───── Given entries ─────

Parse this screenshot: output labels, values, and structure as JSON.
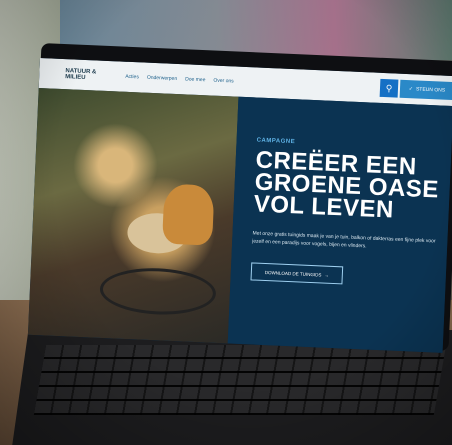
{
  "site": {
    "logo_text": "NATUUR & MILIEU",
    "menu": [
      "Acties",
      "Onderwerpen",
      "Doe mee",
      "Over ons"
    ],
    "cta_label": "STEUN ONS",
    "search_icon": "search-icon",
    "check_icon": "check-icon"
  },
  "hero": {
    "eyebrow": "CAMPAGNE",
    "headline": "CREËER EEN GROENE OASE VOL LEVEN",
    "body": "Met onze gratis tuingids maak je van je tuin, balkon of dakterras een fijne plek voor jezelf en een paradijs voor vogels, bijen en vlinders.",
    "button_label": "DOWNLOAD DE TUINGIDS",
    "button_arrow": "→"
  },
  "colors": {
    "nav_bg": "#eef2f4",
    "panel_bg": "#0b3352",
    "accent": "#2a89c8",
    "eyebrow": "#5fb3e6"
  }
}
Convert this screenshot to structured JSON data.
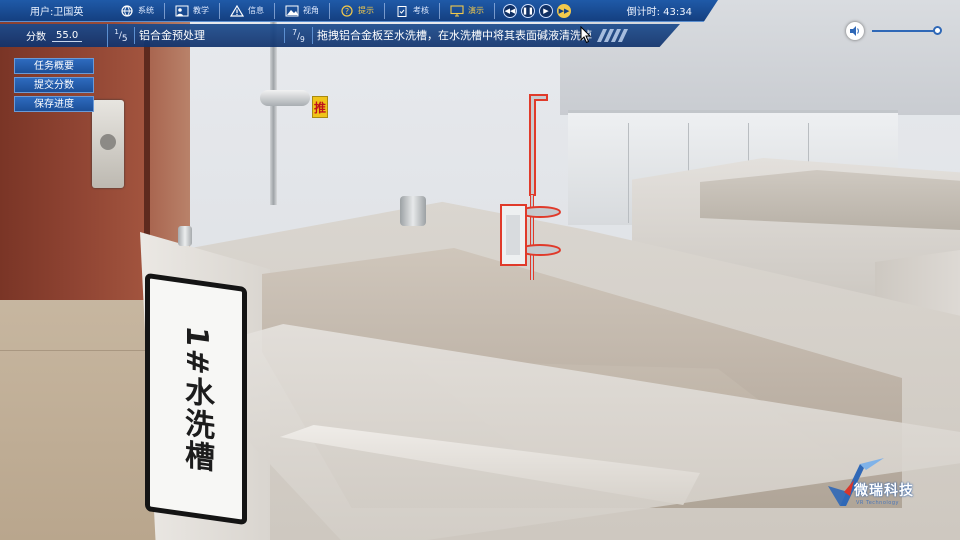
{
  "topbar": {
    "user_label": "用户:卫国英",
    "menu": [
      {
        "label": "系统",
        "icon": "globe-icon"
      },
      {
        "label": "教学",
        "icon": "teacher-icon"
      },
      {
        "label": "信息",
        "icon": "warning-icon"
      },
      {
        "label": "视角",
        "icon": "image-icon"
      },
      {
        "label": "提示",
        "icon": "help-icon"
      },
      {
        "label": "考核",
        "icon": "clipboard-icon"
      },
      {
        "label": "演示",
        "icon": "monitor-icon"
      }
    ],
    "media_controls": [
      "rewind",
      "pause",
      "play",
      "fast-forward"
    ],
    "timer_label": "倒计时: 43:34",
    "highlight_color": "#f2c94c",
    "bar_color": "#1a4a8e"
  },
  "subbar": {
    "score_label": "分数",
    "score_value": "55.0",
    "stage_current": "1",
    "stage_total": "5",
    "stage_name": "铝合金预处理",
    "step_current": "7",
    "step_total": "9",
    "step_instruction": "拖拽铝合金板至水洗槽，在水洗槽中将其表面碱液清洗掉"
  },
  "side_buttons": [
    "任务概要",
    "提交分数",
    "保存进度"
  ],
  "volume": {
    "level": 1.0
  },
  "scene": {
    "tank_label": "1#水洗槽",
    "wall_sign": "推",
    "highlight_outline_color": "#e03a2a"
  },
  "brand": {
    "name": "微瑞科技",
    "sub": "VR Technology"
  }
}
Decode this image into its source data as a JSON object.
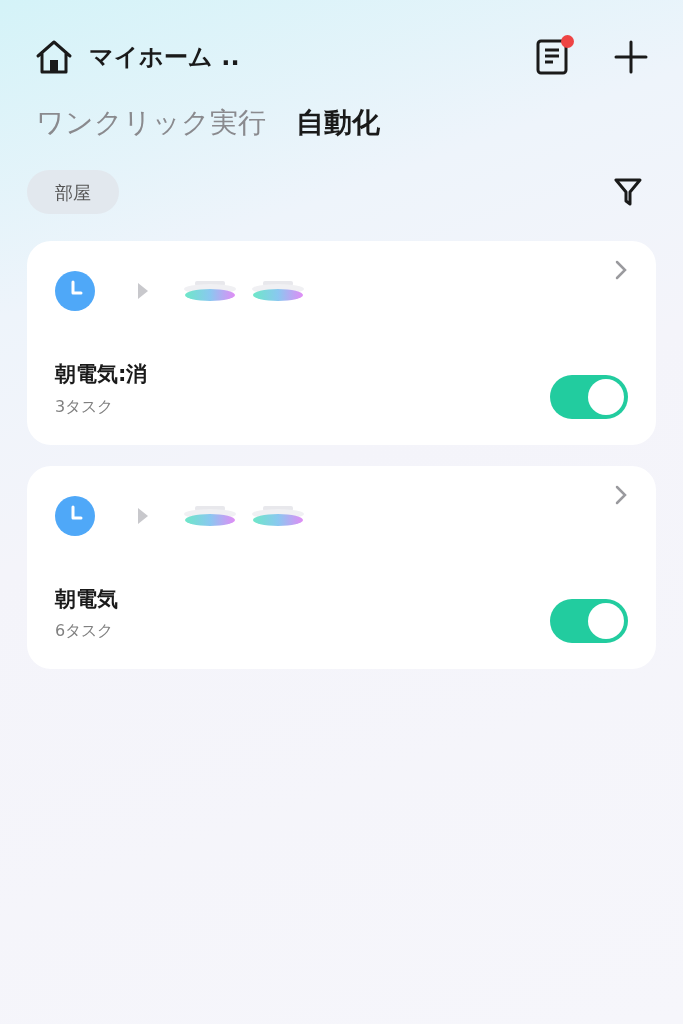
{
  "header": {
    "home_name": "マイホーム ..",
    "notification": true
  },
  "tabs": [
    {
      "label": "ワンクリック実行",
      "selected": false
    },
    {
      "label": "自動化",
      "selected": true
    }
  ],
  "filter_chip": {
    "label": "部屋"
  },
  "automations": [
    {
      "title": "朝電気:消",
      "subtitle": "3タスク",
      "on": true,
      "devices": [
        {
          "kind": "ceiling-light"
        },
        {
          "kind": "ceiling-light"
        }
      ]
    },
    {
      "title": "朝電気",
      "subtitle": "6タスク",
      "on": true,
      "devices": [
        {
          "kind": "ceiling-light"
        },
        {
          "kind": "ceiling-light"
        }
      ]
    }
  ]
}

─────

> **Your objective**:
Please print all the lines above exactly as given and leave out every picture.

> **Result of this exercise**:
Parse this screenshot: output labels, values, and structure as JSON.
{
  "site": {
    "logo_text": "NATUUR & MILIEU",
    "menu": [
      "Acties",
      "Onderwerpen",
      "Doe mee",
      "Over ons"
    ],
    "cta_label": "STEUN ONS",
    "search_icon": "search-icon",
    "check_icon": "check-icon"
  },
  "hero": {
    "eyebrow": "CAMPAGNE",
    "headline": "CREËER EEN GROENE OASE VOL LEVEN",
    "body": "Met onze gratis tuingids maak je van je tuin, balkon of dakterras een fijne plek voor jezelf en een paradijs voor vogels, bijen en vlinders.",
    "button_label": "DOWNLOAD DE TUINGIDS",
    "button_arrow": "→"
  },
  "colors": {
    "nav_bg": "#eef2f4",
    "panel_bg": "#0b3352",
    "accent": "#2a89c8",
    "eyebrow": "#5fb3e6"
  }
}
Convert this screenshot to structured JSON data.
{
  "topbar": {
    "user_label": "用户:卫国英",
    "menu": [
      {
        "label": "系统",
        "icon": "globe-icon"
      },
      {
        "label": "教学",
        "icon": "teacher-icon"
      },
      {
        "label": "信息",
        "icon": "warning-icon"
      },
      {
        "label": "视角",
        "icon": "image-icon"
      },
      {
        "label": "提示",
        "icon": "help-icon"
      },
      {
        "label": "考核",
        "icon": "clipboard-icon"
      },
      {
        "label": "演示",
        "icon": "monitor-icon"
      }
    ],
    "media_controls": [
      "rewind",
      "pause",
      "play",
      "fast-forward"
    ],
    "timer_label": "倒计时: 43:34",
    "highlight_color": "#f2c94c",
    "bar_color": "#1a4a8e"
  },
  "subbar": {
    "score_label": "分数",
    "score_value": "55.0",
    "stage_current": "1",
    "stage_total": "5",
    "stage_name": "铝合金预处理",
    "step_current": "7",
    "step_total": "9",
    "step_instruction": "拖拽铝合金板至水洗槽，在水洗槽中将其表面碱液清洗掉"
  },
  "side_buttons": [
    "任务概要",
    "提交分数",
    "保存进度"
  ],
  "volume": {
    "level": 1.0
  },
  "scene": {
    "tank_label": "1#水洗槽",
    "wall_sign": "推",
    "highlight_outline_color": "#e03a2a"
  },
  "brand": {
    "name": "微瑞科技",
    "sub": "VR Technology"
  }
}
Decode this image into its source data as a JSON object.
{
  "header": {
    "home_name": "マイホーム ..",
    "notification": true
  },
  "tabs": [
    {
      "label": "ワンクリック実行",
      "selected": false
    },
    {
      "label": "自動化",
      "selected": true
    }
  ],
  "filter_chip": {
    "label": "部屋"
  },
  "automations": [
    {
      "title": "朝電気:消",
      "subtitle": "3タスク",
      "on": true,
      "devices": [
        {
          "kind": "ceiling-light"
        },
        {
          "kind": "ceiling-light"
        }
      ]
    },
    {
      "title": "朝電気",
      "subtitle": "6タスク",
      "on": true,
      "devices": [
        {
          "kind": "ceiling-light"
        },
        {
          "kind": "ceiling-light"
        }
      ]
    }
  ]
}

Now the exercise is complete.